-- Instructions to follow --
This exercise calls for duplicating every entry below exactly, without the images.
[Opening Provided information section]
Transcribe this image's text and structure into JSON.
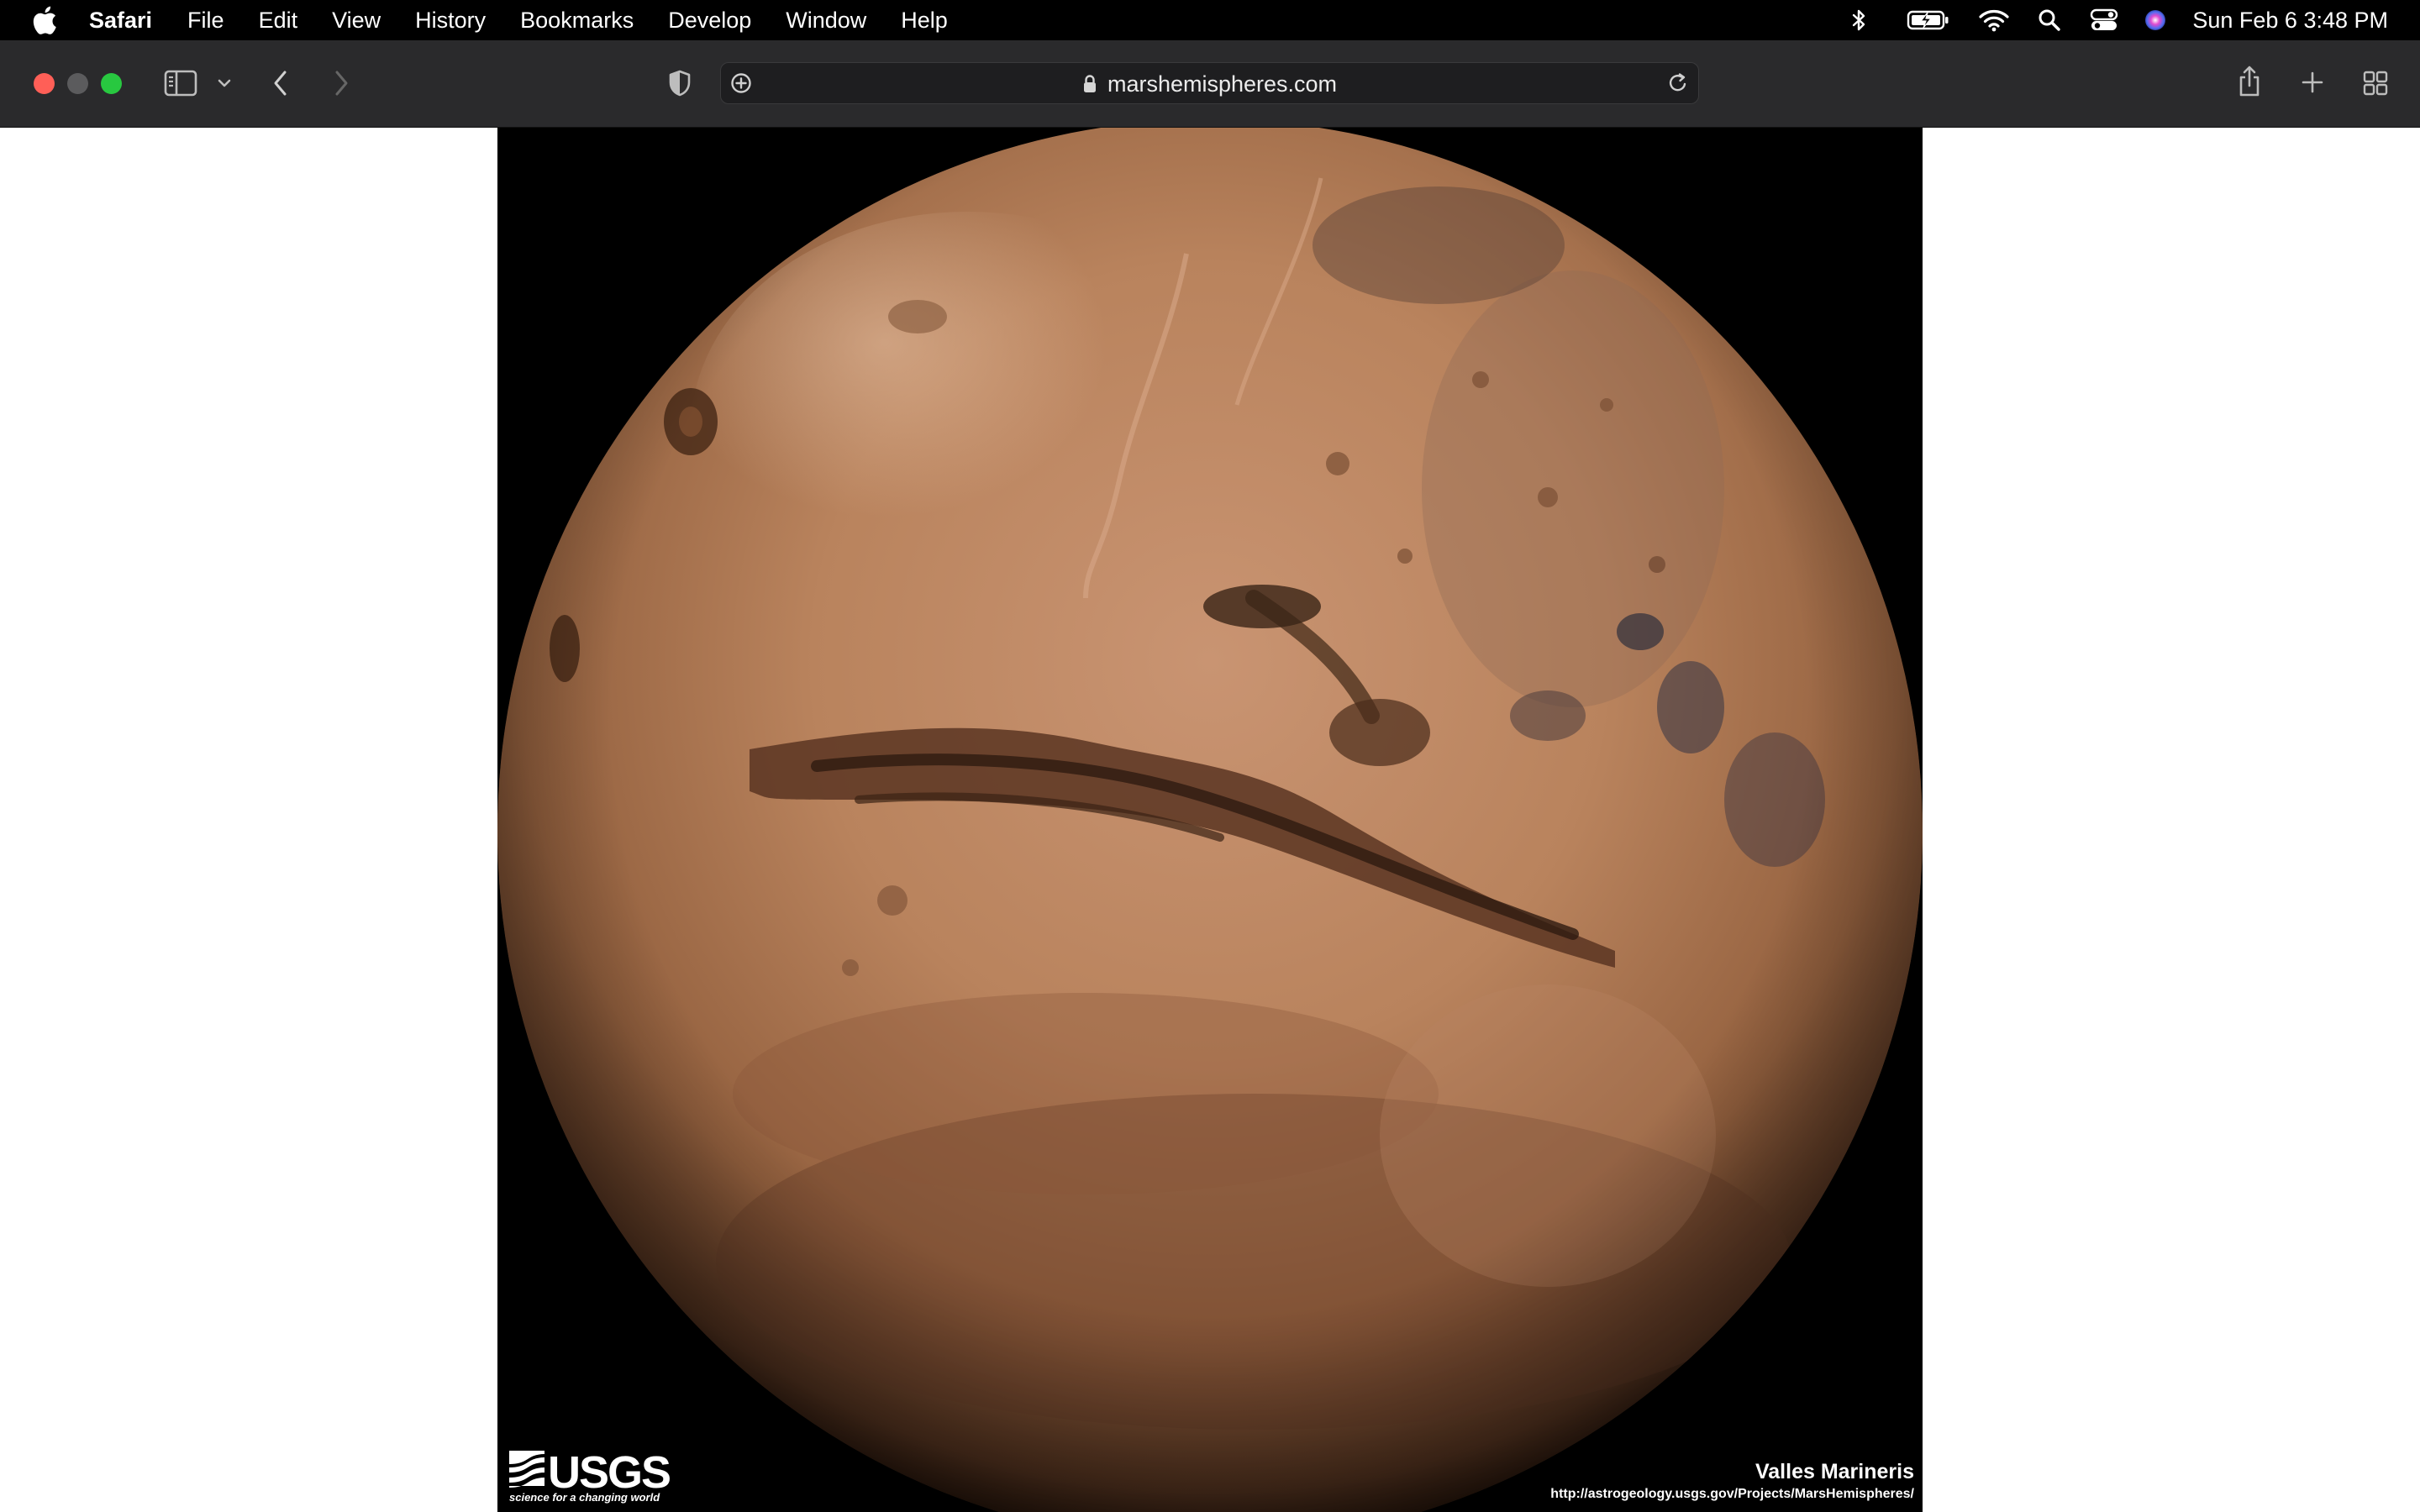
{
  "menubar": {
    "app_name": "Safari",
    "items": [
      "File",
      "Edit",
      "View",
      "History",
      "Bookmarks",
      "Develop",
      "Window",
      "Help"
    ],
    "status_icons": [
      "bluetooth-icon",
      "battery-icon",
      "wifi-icon",
      "search-icon",
      "control-center-icon",
      "siri-icon"
    ],
    "clock": "Sun Feb 6  3:48 PM"
  },
  "toolbar": {
    "url": "marshemispheres.com"
  },
  "image": {
    "logo_text": "USGS",
    "logo_tagline": "science for a changing world",
    "caption_title": "Valles Marineris",
    "caption_url": "http://astrogeology.usgs.gov/Projects/MarsHemispheres/"
  },
  "colors": {
    "menubar_bg": "#000000",
    "toolbar_bg": "#2a2a2c",
    "close": "#ff5f57",
    "minimize": "#5b5b5d",
    "zoom": "#28c840",
    "mars_surface": "#b9835d"
  }
}
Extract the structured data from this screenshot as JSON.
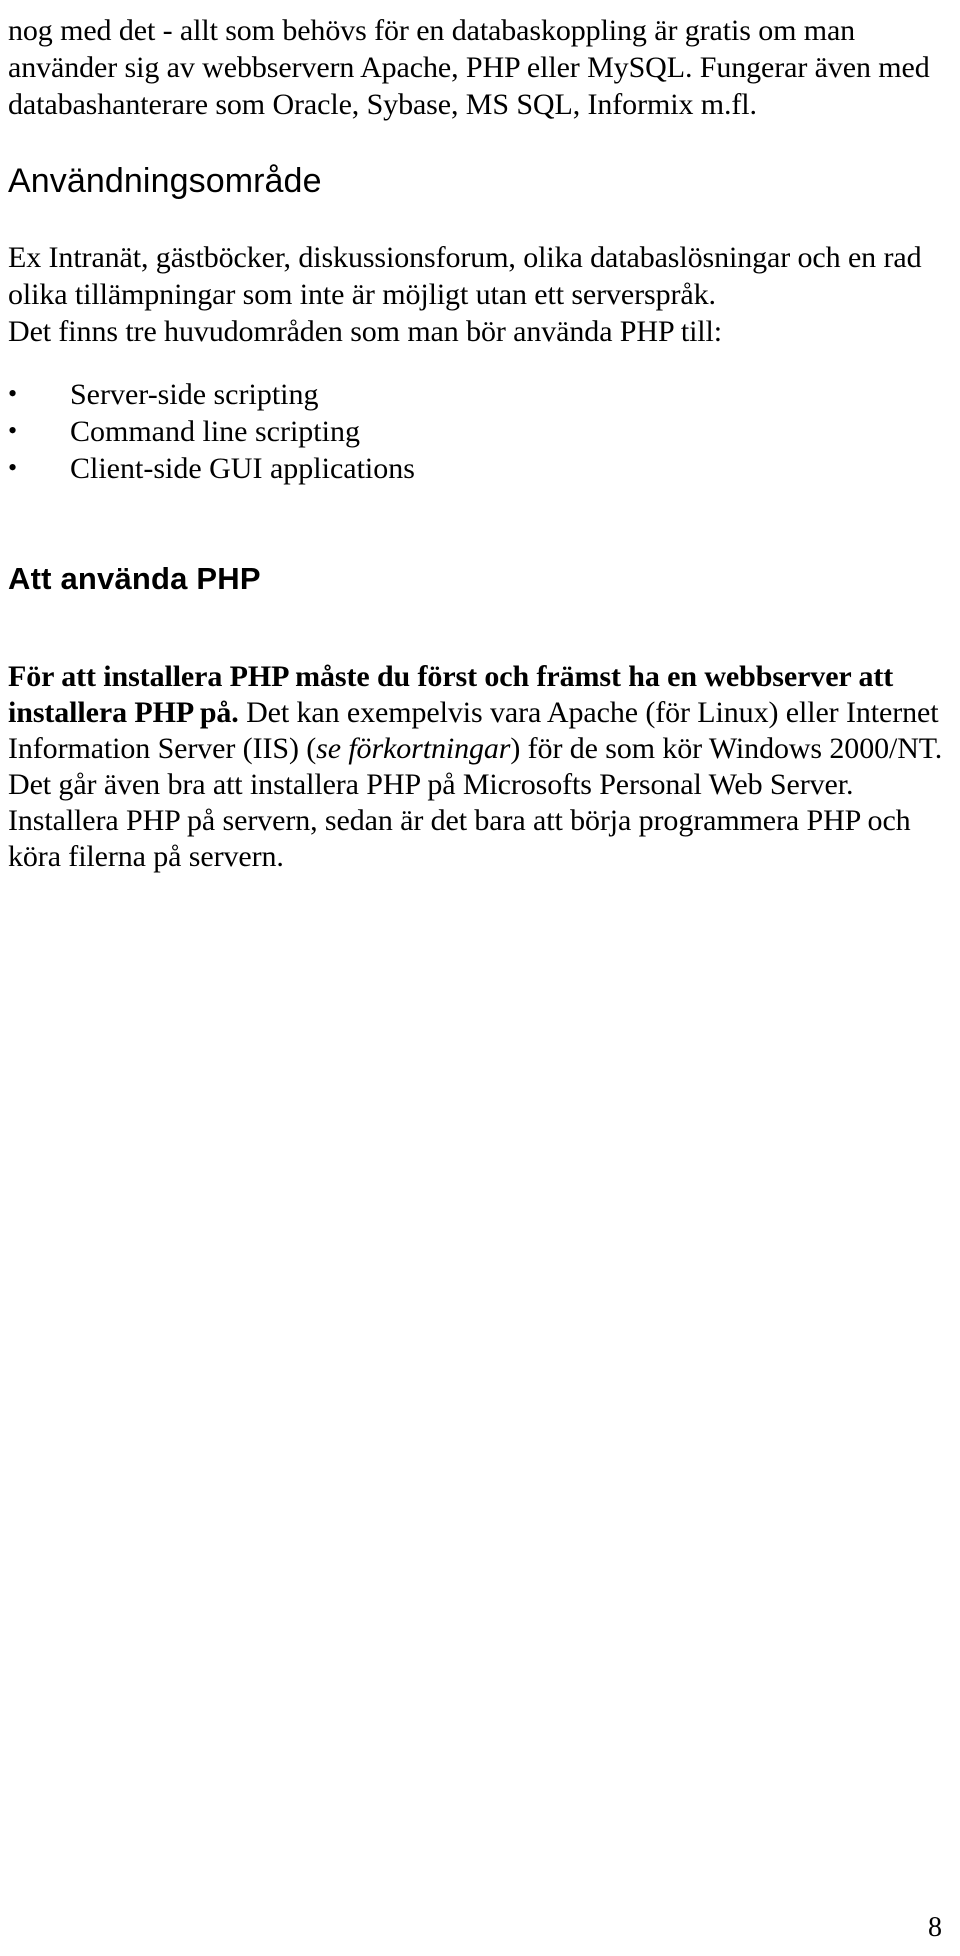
{
  "document": {
    "page_number": "8",
    "language": "sv",
    "intro_paragraph": {
      "line1": "nog med det - allt som behövs för en databaskoppling är gratis om man",
      "line2": "använder sig av webbservern Apache, PHP eller MySQL. Fungerar även",
      "line3": "med databashanterare som Oracle, Sybase, MS SQL, Informix m.fl."
    },
    "section_usage": {
      "heading": "Användningsområde",
      "paragraph_line1": "Ex Intranät, gästböcker, diskussionsforum, olika databaslösningar och en",
      "paragraph_line2": "rad olika tillämpningar som inte är möjligt utan ett serverspråk.",
      "lead_in": "Det finns tre huvudområden som man bör använda PHP till:",
      "bullets": [
        "Server-side scripting",
        "Command line scripting",
        "Client-side GUI applications"
      ]
    },
    "section_using_php": {
      "heading": "Att använda PHP",
      "body": {
        "bold_run_1": "För att installera PHP måste du först och främst ha en webbserver att installera PHP på.",
        "normal_run_1": " Det kan exempelvis vara Apache (för Linux) eller Internet Information Server (IIS) (",
        "italic_run_1": "se förkortningar",
        "normal_run_2": ") för de som kör Windows 2000/NT. Det går även bra att installera PHP på Microsofts Personal Web Server.",
        "normal_run_3": "Installera PHP på servern, sedan är det bara att börja programmera PHP och köra filerna på servern."
      }
    }
  }
}
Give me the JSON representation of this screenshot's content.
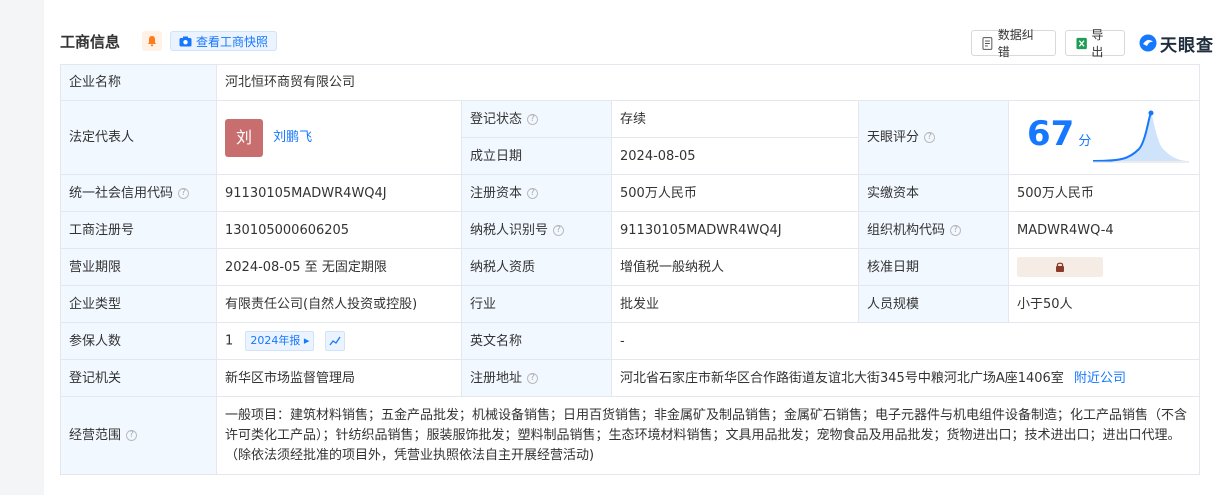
{
  "header": {
    "title": "工商信息",
    "snapshot_label": "查看工商快照",
    "correct_label": "数据纠错",
    "export_label": "导出",
    "brand": "天眼查",
    "accent": "#1677ff"
  },
  "rows": {
    "company_name_label": "企业名称",
    "company_name": "河北恒环商贸有限公司",
    "legal_rep_label": "法定代表人",
    "legal_rep_avatar": "刘",
    "legal_rep_name": "刘鹏飞",
    "reg_status_label": "登记状态",
    "reg_status": "存续",
    "found_date_label": "成立日期",
    "found_date": "2024-08-05",
    "score_label": "天眼评分",
    "score": "67",
    "score_unit": "分",
    "credit_code_label": "统一社会信用代码",
    "credit_code": "91130105MADWR4WQ4J",
    "reg_capital_label": "注册资本",
    "reg_capital": "500万人民币",
    "paid_capital_label": "实缴资本",
    "paid_capital": "500万人民币",
    "biz_reg_no_label": "工商注册号",
    "biz_reg_no": "130105000606205",
    "taxpayer_id_label": "纳税人识别号",
    "taxpayer_id": "91130105MADWR4WQ4J",
    "org_code_label": "组织机构代码",
    "org_code": "MADWR4WQ-4",
    "term_label": "营业期限",
    "term": "2024-08-05 至 无固定期限",
    "taxpayer_type_label": "纳税人资质",
    "taxpayer_type": "增值税一般纳税人",
    "approve_date_label": "核准日期",
    "company_type_label": "企业类型",
    "company_type": "有限责任公司(自然人投资或控股)",
    "industry_label": "行业",
    "industry": "批发业",
    "staff_size_label": "人员规模",
    "staff_size": "小于50人",
    "insured_label": "参保人数",
    "insured": "1",
    "insured_year_tag": "2024年报",
    "english_name_label": "英文名称",
    "english_name": "-",
    "authority_label": "登记机关",
    "authority": "新华区市场监督管理局",
    "address_label": "注册地址",
    "address": "河北省石家庄市新华区合作路街道友谊北大街345号中粮河北广场A座1406室",
    "nearby_label": "附近公司",
    "scope_label": "经营范围",
    "scope": "一般项目：建筑材料销售；五金产品批发；机械设备销售；日用百货销售；非金属矿及制品销售；金属矿石销售；电子元器件与机电组件设备制造；化工产品销售（不含许可类化工产品）；针纺织品销售；服装服饰批发；塑料制品销售；生态环境材料销售；文具用品批发；宠物食品及用品批发；货物进出口；技术进出口；进出口代理。（除依法须经批准的项目外，凭营业执照依法自主开展经营活动)"
  },
  "icons": {
    "bell": "bell-icon",
    "camera": "camera-icon",
    "doc": "doc-icon",
    "excel": "excel-icon",
    "help": "help-icon",
    "lock": "lock-icon",
    "trend": "trend-icon"
  }
}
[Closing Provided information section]
-- The completed task --
Transcribe this image's text and structure into JSON.
{
  "menubar": {
    "app_name": "Safari",
    "items": [
      "File",
      "Edit",
      "View",
      "History",
      "Bookmarks",
      "Develop",
      "Window",
      "Help"
    ],
    "status_icons": [
      "bluetooth-icon",
      "battery-icon",
      "wifi-icon",
      "search-icon",
      "control-center-icon",
      "siri-icon"
    ],
    "clock": "Sun Feb 6  3:48 PM"
  },
  "toolbar": {
    "url": "marshemispheres.com"
  },
  "image": {
    "logo_text": "USGS",
    "logo_tagline": "science for a changing world",
    "caption_title": "Valles Marineris",
    "caption_url": "http://astrogeology.usgs.gov/Projects/MarsHemispheres/"
  },
  "colors": {
    "menubar_bg": "#000000",
    "toolbar_bg": "#2a2a2c",
    "close": "#ff5f57",
    "minimize": "#5b5b5d",
    "zoom": "#28c840",
    "mars_surface": "#b9835d"
  }
}
Extract the structured data from this screenshot as JSON.
{
  "document": {
    "page_number": "8",
    "language": "sv",
    "intro_paragraph": {
      "line1": "nog med det - allt som behövs för en databaskoppling är gratis om man",
      "line2": "använder sig av webbservern Apache, PHP eller MySQL. Fungerar även",
      "line3": "med databashanterare som Oracle, Sybase, MS SQL, Informix m.fl."
    },
    "section_usage": {
      "heading": "Användningsområde",
      "paragraph_line1": "Ex Intranät, gästböcker, diskussionsforum, olika databaslösningar och en",
      "paragraph_line2": "rad olika tillämpningar som inte är möjligt utan ett serverspråk.",
      "lead_in": "Det finns tre huvudområden som man bör använda PHP till:",
      "bullets": [
        "Server-side scripting",
        "Command line scripting",
        "Client-side GUI applications"
      ]
    },
    "section_using_php": {
      "heading": "Att använda PHP",
      "body": {
        "bold_run_1": "För att installera PHP måste du först och främst ha en webbserver att installera PHP på.",
        "normal_run_1": " Det kan exempelvis vara Apache (för Linux) eller Internet Information Server (IIS) (",
        "italic_run_1": "se förkortningar",
        "normal_run_2": ") för de som kör Windows 2000/NT. Det går även bra att installera PHP på Microsofts Personal Web Server.",
        "normal_run_3": "Installera PHP på servern, sedan är det bara att börja programmera PHP och köra filerna på servern."
      }
    }
  }
}
Give me the JSON representation of this screenshot's content.
{
  "header": {
    "title": "工商信息",
    "snapshot_label": "查看工商快照",
    "correct_label": "数据纠错",
    "export_label": "导出",
    "brand": "天眼查",
    "accent": "#1677ff"
  },
  "rows": {
    "company_name_label": "企业名称",
    "company_name": "河北恒环商贸有限公司",
    "legal_rep_label": "法定代表人",
    "legal_rep_avatar": "刘",
    "legal_rep_name": "刘鹏飞",
    "reg_status_label": "登记状态",
    "reg_status": "存续",
    "found_date_label": "成立日期",
    "found_date": "2024-08-05",
    "score_label": "天眼评分",
    "score": "67",
    "score_unit": "分",
    "credit_code_label": "统一社会信用代码",
    "credit_code": "91130105MADWR4WQ4J",
    "reg_capital_label": "注册资本",
    "reg_capital": "500万人民币",
    "paid_capital_label": "实缴资本",
    "paid_capital": "500万人民币",
    "biz_reg_no_label": "工商注册号",
    "biz_reg_no": "130105000606205",
    "taxpayer_id_label": "纳税人识别号",
    "taxpayer_id": "91130105MADWR4WQ4J",
    "org_code_label": "组织机构代码",
    "org_code": "MADWR4WQ-4",
    "term_label": "营业期限",
    "term": "2024-08-05 至 无固定期限",
    "taxpayer_type_label": "纳税人资质",
    "taxpayer_type": "增值税一般纳税人",
    "approve_date_label": "核准日期",
    "company_type_label": "企业类型",
    "company_type": "有限责任公司(自然人投资或控股)",
    "industry_label": "行业",
    "industry": "批发业",
    "staff_size_label": "人员规模",
    "staff_size": "小于50人",
    "insured_label": "参保人数",
    "insured": "1",
    "insured_year_tag": "2024年报",
    "english_name_label": "英文名称",
    "english_name": "-",
    "authority_label": "登记机关",
    "authority": "新华区市场监督管理局",
    "address_label": "注册地址",
    "address": "河北省石家庄市新华区合作路街道友谊北大街345号中粮河北广场A座1406室",
    "nearby_label": "附近公司",
    "scope_label": "经营范围",
    "scope": "一般项目：建筑材料销售；五金产品批发；机械设备销售；日用百货销售；非金属矿及制品销售；金属矿石销售；电子元器件与机电组件设备制造；化工产品销售（不含许可类化工产品）；针纺织品销售；服装服饰批发；塑料制品销售；生态环境材料销售；文具用品批发；宠物食品及用品批发；货物进出口；技术进出口；进出口代理。（除依法须经批准的项目外，凭营业执照依法自主开展经营活动)"
  },
  "icons": {
    "bell": "bell-icon",
    "camera": "camera-icon",
    "doc": "doc-icon",
    "excel": "excel-icon",
    "help": "help-icon",
    "lock": "lock-icon",
    "trend": "trend-icon"
  }
}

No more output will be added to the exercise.